One of the most recently opened attractions is also one of the most popular. The Harry Potter exhibitions at the Warner Bros. Studio Tour London have decided on a theme of the dark arts for an “extravaganza opening next weekend and running until November thus covering both Halloween and Guy Fawkes Night. This gives fans the opportunity to walk down a gloomy Diagon Alley and practise your wand combat techniques against Death Eaters in a live duel. Right up the street of Harry Potter fans so beware it might get very busy especially at weekends and half-term.

After Edinburgh’s council voted for a tax on tourists it was followed by the council for the Highlands and Aberdeen. Now the council in Moray, that area that includes Elgin, Tomintoul, Lossiemouth and Buckie and which also includes part of the Cairngorms National Park in its remit has decided its wants to put a £1 tax on tourists per night. As mentioned before this isn’t a tax that councils can implement without permission from the Scottish government. Do they have the legal status to allow it? There certainly seems to be a bandwagon building up in the country. Just like complaints when APD was introduced and the fears that it had on tourism, where are the research reports indicating how a bed tax might influence tourists to go elsewhere?

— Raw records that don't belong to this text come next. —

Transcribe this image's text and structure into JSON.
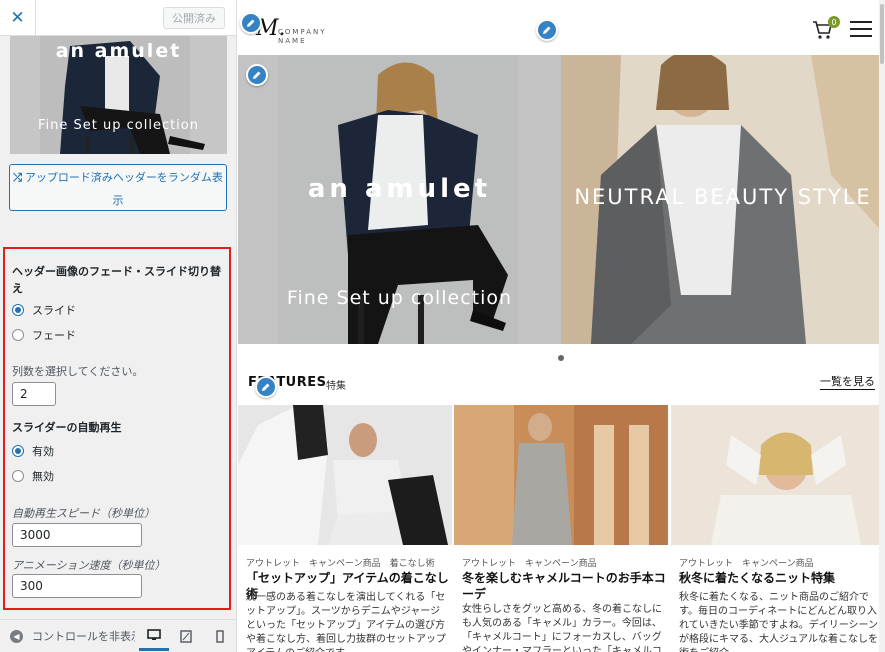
{
  "sidebar": {
    "close_glyph": "✕",
    "publish_label": "公開済み",
    "thumb": {
      "title": "an amulet",
      "subtitle": "Fine Set up collection"
    },
    "random_button_label": "アップロード済みヘッダーをランダム表示",
    "random_icon": "shuffle-icon",
    "fade_slide_label": "ヘッダー画像のフェード・スライド切り替え",
    "fade_options": [
      {
        "label": "スライド",
        "checked": true
      },
      {
        "label": "フェード",
        "checked": false
      }
    ],
    "columns_label": "列数を選択してください。",
    "columns_value": "2",
    "autoplay_label": "スライダーの自動再生",
    "autoplay_options": [
      {
        "label": "有効",
        "checked": true
      },
      {
        "label": "無効",
        "checked": false
      }
    ],
    "speed_label": "自動再生スピード（秒単位）",
    "speed_value": "3000",
    "anim_label": "アニメーション速度（秒単位）",
    "anim_value": "300",
    "hide_controls_label": "コントロールを非表示",
    "devices": [
      "desktop-icon",
      "tablet-icon",
      "mobile-icon"
    ],
    "accent_color": "#2271b1",
    "highlight_color": "#e11d1d"
  },
  "preview": {
    "logo": {
      "mark": "M.",
      "line1": "COMPANY",
      "line2": "NAME"
    },
    "cart_count": "0",
    "hero": {
      "left_title": "an amulet",
      "left_subtitle": "Fine Set up collection",
      "right_title": "NEUTRAL BEAUTY STYLE"
    },
    "features": {
      "title": "FEATURES",
      "subtitle": "特集",
      "see_all": "一覧を見る"
    },
    "cards": [
      {
        "tags": [
          "アウトレット",
          "キャンペーン商品",
          "着こなし術"
        ],
        "title": "「セットアップ」アイテムの着こなし術",
        "excerpt": "統一感のある着こなしを演出してくれる「セットアップ」。スーツからデニムやジャージといった「セットアップ」アイテムの選び方や着こなし方、着回し力抜群のセットアップアイテムのご紹介です。"
      },
      {
        "tags": [
          "アウトレット",
          "キャンペーン商品"
        ],
        "title": "冬を楽しむキャメルコートのお手本コーデ",
        "excerpt": "女性らしさをグッと高める、冬の着こなしにも人気のある「キャメル」カラー。今回は、「キャメルコート」にフォーカスし、バッグやインナー・マフラーといった「キャメルコート」に"
      },
      {
        "tags": [
          "アウトレット",
          "キャンペーン商品"
        ],
        "title": "秋冬に着たくなるニット特集",
        "excerpt": "秋冬に着たくなる、ニット商品のご紹介です。毎日のコーディネートにどんどん取り入れていきたい季節ですよね。デイリーシーンが格段にキマる、大人ジュアルな着こなしを術をご紹介。"
      }
    ]
  }
}
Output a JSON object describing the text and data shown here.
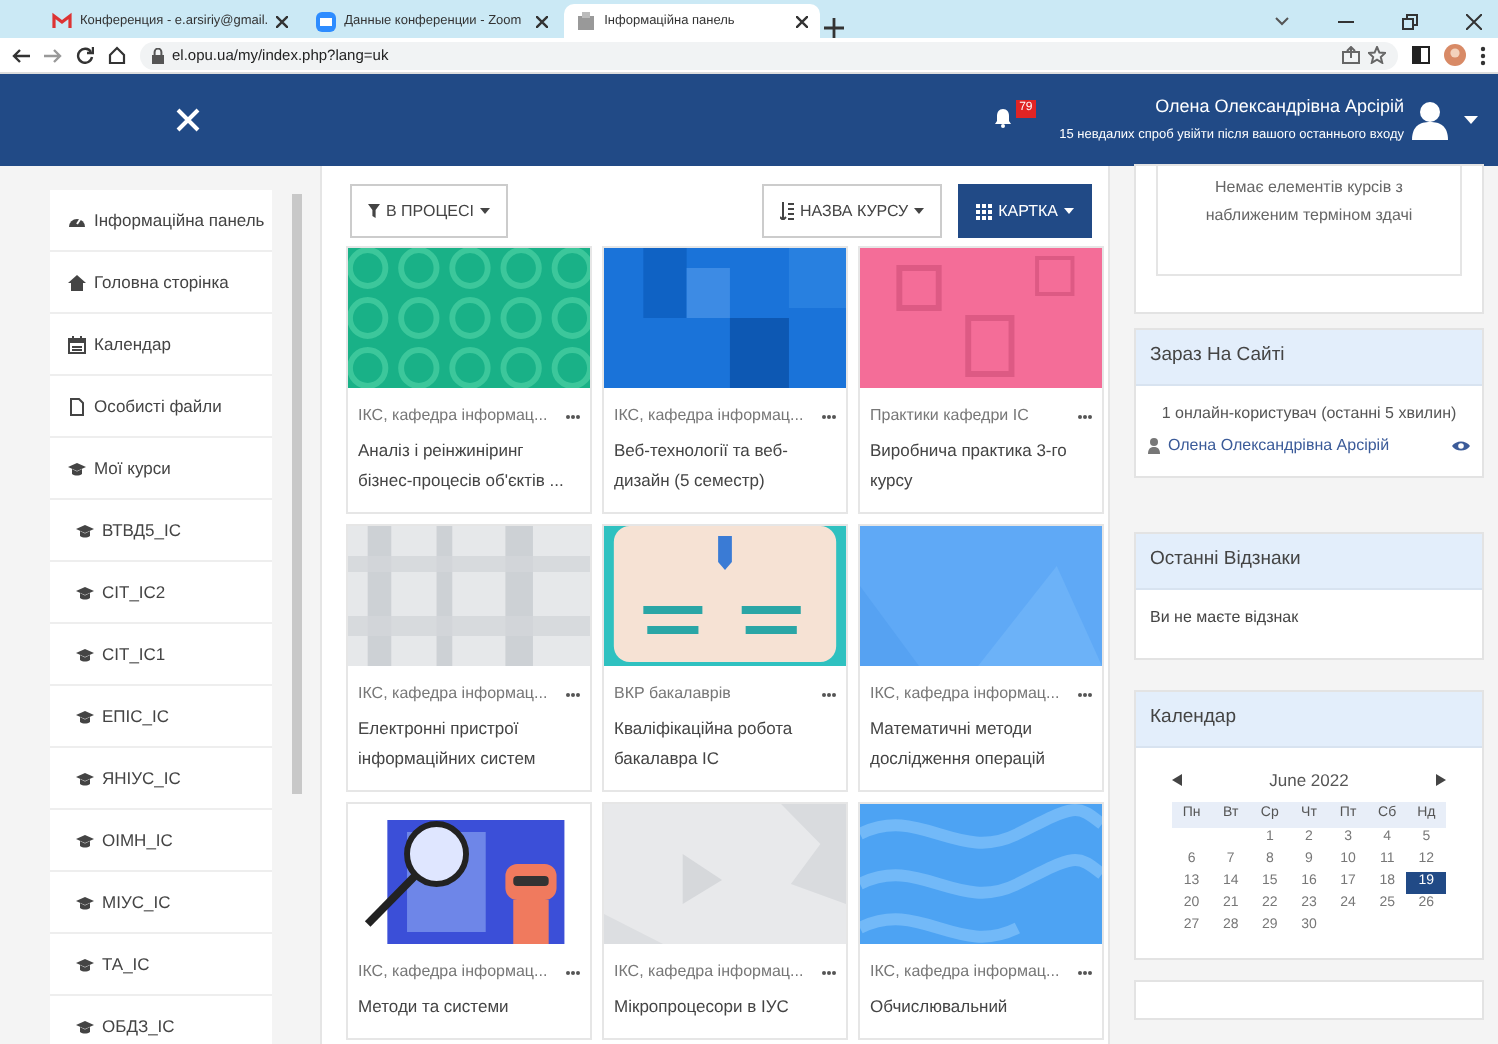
{
  "browser": {
    "tabs": [
      {
        "title": "Конференция - e.arsiriy@gmail.",
        "kind": "mail",
        "selected": false
      },
      {
        "title": "Данные конференции - Zoom",
        "kind": "zoom",
        "selected": false
      },
      {
        "title": "Інформаційна панель",
        "kind": "site",
        "selected": true
      }
    ],
    "address": "el.opu.ua/my/index.php?lang=uk"
  },
  "navbar": {
    "notifications": "79",
    "user_name": "Олена Олександрівна Арсірій",
    "login_notice": "15 невдалих спроб увійти після вашого останнього входу"
  },
  "sidebar": {
    "items": [
      {
        "label": "Інформаційна панель",
        "kind": "dashboard"
      },
      {
        "label": "Головна сторінка",
        "kind": "home"
      },
      {
        "label": "Календар",
        "kind": "calendar"
      },
      {
        "label": "Особисті файли",
        "kind": "file"
      },
      {
        "label": "Мої курси",
        "kind": "courses",
        "children": [
          {
            "label": "ВТВД5_ІС",
            "kind": "courses"
          },
          {
            "label": "СІТ_ІС2",
            "kind": "courses"
          },
          {
            "label": "СІТ_ІС1",
            "kind": "courses"
          },
          {
            "label": "ЕПІС_ІС",
            "kind": "courses"
          },
          {
            "label": "ЯНІУС_ІС",
            "kind": "courses"
          },
          {
            "label": "ОІМН_ІС",
            "kind": "courses"
          },
          {
            "label": "МІУС_ІС",
            "kind": "courses"
          },
          {
            "label": "ТА_ІС",
            "kind": "courses"
          },
          {
            "label": "ОБДЗ_ІС",
            "kind": "courses"
          }
        ]
      }
    ]
  },
  "toolbar": {
    "filter": "В ПРОЦЕСІ",
    "sort": "НАЗВА КУРСУ",
    "view": "КАРТКА"
  },
  "courses": [
    {
      "category": "ІКС, кафедра інформац...",
      "title": "Аналіз і реінжиніринг бізнес-процесів об'єктів ..."
    },
    {
      "category": "ІКС, кафедра інформац...",
      "title": "Веб-технології та веб-дизайн (5 семестр)"
    },
    {
      "category": "Практики кафедри ІС",
      "title": "Виробнича практика 3-го курсу"
    },
    {
      "category": "ІКС, кафедра інформац...",
      "title": "Електронні пристрої інформаційних систем"
    },
    {
      "category": "ВКР бакалаврів",
      "title": "Кваліфікаційна робота бакалавра ІС"
    },
    {
      "category": "ІКС, кафедра інформац...",
      "title": "Математичні методи дослідження операцій"
    },
    {
      "category": "ІКС, кафедра інформац...",
      "title": "Методи та системи"
    },
    {
      "category": "ІКС, кафедра інформац...",
      "title": "Мікропроцесори в ІУС"
    },
    {
      "category": "ІКС, кафедра інформац...",
      "title": "Обчислювальний"
    }
  ],
  "blocks": {
    "timeline_empty": "Немає елементів курсів з наближеним терміном здачі",
    "online": {
      "title": "Зараз На Сайті",
      "summary": "1 онлайн-користувач (останні 5 хвилин)",
      "users": [
        "Олена Олександрівна Арсірій"
      ]
    },
    "badges": {
      "title": "Останні Відзнаки",
      "text": "Ви не маєте відзнак"
    },
    "calendar": {
      "title": "Календар",
      "month": "June 2022",
      "weekdays": [
        "Пн",
        "Вт",
        "Ср",
        "Чт",
        "Пт",
        "Сб",
        "Нд"
      ],
      "weeks": [
        {
          "kind": "lead",
          "days": [
            {
              "day": "1",
              "selected": false
            },
            {
              "day": "2",
              "selected": false
            },
            {
              "day": "3",
              "selected": false
            },
            {
              "day": "4",
              "selected": false
            },
            {
              "day": "5",
              "selected": false
            }
          ]
        },
        {
          "kind": "week",
          "days": [
            {
              "day": "6",
              "selected": false
            },
            {
              "day": "7",
              "selected": false
            },
            {
              "day": "8",
              "selected": false
            },
            {
              "day": "9",
              "selected": false
            },
            {
              "day": "10",
              "selected": false
            },
            {
              "day": "11",
              "selected": false
            },
            {
              "day": "12",
              "selected": false
            }
          ]
        },
        {
          "kind": "week",
          "days": [
            {
              "day": "13",
              "selected": false
            },
            {
              "day": "14",
              "selected": false
            },
            {
              "day": "15",
              "selected": false
            },
            {
              "day": "16",
              "selected": false
            },
            {
              "day": "17",
              "selected": false
            },
            {
              "day": "18",
              "selected": false
            },
            {
              "day": "19",
              "selected": true
            }
          ]
        },
        {
          "kind": "week",
          "days": [
            {
              "day": "20",
              "selected": false
            },
            {
              "day": "21",
              "selected": false
            },
            {
              "day": "22",
              "selected": false
            },
            {
              "day": "23",
              "selected": false
            },
            {
              "day": "24",
              "selected": false
            },
            {
              "day": "25",
              "selected": false
            },
            {
              "day": "26",
              "selected": false
            }
          ]
        },
        {
          "kind": "week",
          "days": [
            {
              "day": "27",
              "selected": false
            },
            {
              "day": "28",
              "selected": false
            },
            {
              "day": "29",
              "selected": false
            },
            {
              "day": "30",
              "selected": false
            }
          ]
        }
      ]
    }
  }
}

No airline passenger is happy with the prospect of a disruptive passenger on their flights. As part of the government and industry backed ‘One Too Many’ the Travel Retail Forum reminds us that there is more likelihood of disruption from those travelling in groups and that the larger the group the more likely there is to be disruption. Groups account for up to two-thirds of all incidents at individual airports. It warns that late September and October is a popular time for people to take advantage of cheaper flights or jetting off for end of season parties. “We want to particularly remind these groups that consequences will be enforced and that means the party could end before you reach your destination.”

locks, locks and more lockson Accademia bridge a few years ago

I yield to no-one in my fondness for Venice but the latest plans by the local council might tempt the patience of tourists. According to Sky News, the council will be asked to vote next month on measures which include picnicking in areas other than parks, pausing on bridges, attaching locks to bridges (the bridge at Accademia a few years ago had hundreds attached to it) no noise at night or during siesta time and no busking, drawing or painting without a permit. If, as many visitors do, you pause on a bridge to have a photograph taken would that break the proposed rules? How do you even mention a pause? Break the rules and you could face a fine of up to €500.

Although the summer holidays seem a distance memory especially given the weather of the last week or so, a survey from Debenhams Personal Finance suggests that, once again, we spent more than we planned on those holidays. What a surprise. How many of us manage to stick to what we wanted in the face of temptations such as kids wanting this and that and the lure of aromas from restaurant and remembering that we needed to take something back from Auntie Flora? It also seems that nearly three quarters of us felt that holidays abroad were more expensive this year.

Tags: , , , , , , , , , ,